It’s hard to believe that Jiyugaoka is only ten minutes by train from Shibuya. Walking the calm and sophisticated streets of this leafy residential area, the gaudy neon and Manga inspired mayhem of Shibuya seem a world away.
For the discerning international visitor Jiyugaoka offers a glimpse of an urban Japan rarely seen by other tourists. For Tokyoites, however, this place is no secret and many dream of making a life here. It’s easy to see why as you join young families, dating couples and singles, all out to enjoy the area’s understated, yet creative and classy, shopping and dining scene.
Jiyugaoka is relatively compact and rewards an aimless stroll. Below are some suggestions for spending a half-day in the area.
There are a wealth of fashion boutiques and home-ware stores here that offer astute shoppers the chance to move away from high-street lines and find something unique. Many collections and pieces balance elements of European and Japanese design.
Watashi no Heya and Quatre Saisons – Located on Sunset Street, these popular stores have collections of home-ware accessories, tending towards a clean, organic sensibility.
Popeye Camera – Enthusiasts will love this store just north of the station, which sells trinkets with which to deck out your camera along with frames and albums to display your Japan pics. There’s also a delightful collection of vintage cameras.
Luz – A smart little shopping center for Japanese fashion on Suzukake Street which attracts a younger crowd who want urban style without losing sophistication.

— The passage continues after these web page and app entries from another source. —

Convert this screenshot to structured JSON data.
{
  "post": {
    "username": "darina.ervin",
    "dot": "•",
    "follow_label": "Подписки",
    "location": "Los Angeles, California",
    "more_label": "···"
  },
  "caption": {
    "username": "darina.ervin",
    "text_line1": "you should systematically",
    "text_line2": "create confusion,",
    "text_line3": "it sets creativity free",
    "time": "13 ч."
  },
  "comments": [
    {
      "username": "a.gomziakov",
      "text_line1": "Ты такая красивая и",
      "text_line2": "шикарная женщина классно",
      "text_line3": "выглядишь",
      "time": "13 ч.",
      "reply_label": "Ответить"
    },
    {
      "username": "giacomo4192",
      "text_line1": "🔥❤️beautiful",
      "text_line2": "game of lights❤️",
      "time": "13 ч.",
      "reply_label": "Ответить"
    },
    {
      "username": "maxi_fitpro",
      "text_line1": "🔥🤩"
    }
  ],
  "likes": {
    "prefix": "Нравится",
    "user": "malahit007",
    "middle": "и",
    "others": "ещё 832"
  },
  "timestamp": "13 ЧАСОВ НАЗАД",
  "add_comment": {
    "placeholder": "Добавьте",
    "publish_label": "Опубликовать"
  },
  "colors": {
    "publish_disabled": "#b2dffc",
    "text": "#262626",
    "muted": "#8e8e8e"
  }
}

Jiyugaoka Department Store – Next to the train station (central exit) this department store harks back to an older era (and an older clientele). It’s an interesting local attraction without being a tourist trap, and a great place for authentic souvenirs.
The Japanese obsession with cake is astonishing given how slim everyone is. (Where does it all go?). Jiyugaoka has an abundance of French inspired boulangerie (French Bakeries) for you to drool over. A local favorite is Pais S’eveille on Hilo Street which sells an exquisite range of cakes, cookies and jams. For a more low-brow experience (yes, Jiyugaoka is capable) Sweets Forrest on Green Street has a whole floor of treats for you to enjoy.
Meet The Locals
Green Street, so named for the row of trees running down the center, is one of Jiyugaoka’s main thoroughfares. On the pedestrianized stretch south-east of the train station you’ll meet many locals, visitors and the occasional old-timer hanging out on benches beneath said trees. It’s the perfect place to enjoy a break with your purchase from the boulangerie and watch some beautiful people rocking the latest in tasteful Japan fashion.
Go To Temple
Follow Green Street west out of town and you’ll arrive at Joshin Temple, also known as Kuhonbutsu. The temple is a mystery. The mystery being how a place so staggeringly beautiful and peaceful, surrounded by some thirty million people, could be so little visited. Founded in 1678, it’s a large complex of amazing buildings, Buddhas, gates and bells, hidden in an area of woodland. People spend days chasing around Kyoto for experiences like this. And it’s free! I almost feel guilty for writing about it.
Dine Al fresco
Opportunities to dine Al fresco in crowded Japan are limited so take advantage of the charming options in Jiyugaoka to round off your visit. One of the nicest terraces belongs to the Rakeru restaurant on Hillside Street. Surrounded by greenery it offers privacy, peace and fresh air. Although it’s a chain restaurant it’s one of the best places to try an ‘only in Japan’ combination of omelet and rice. Otherwise known as omuraisu!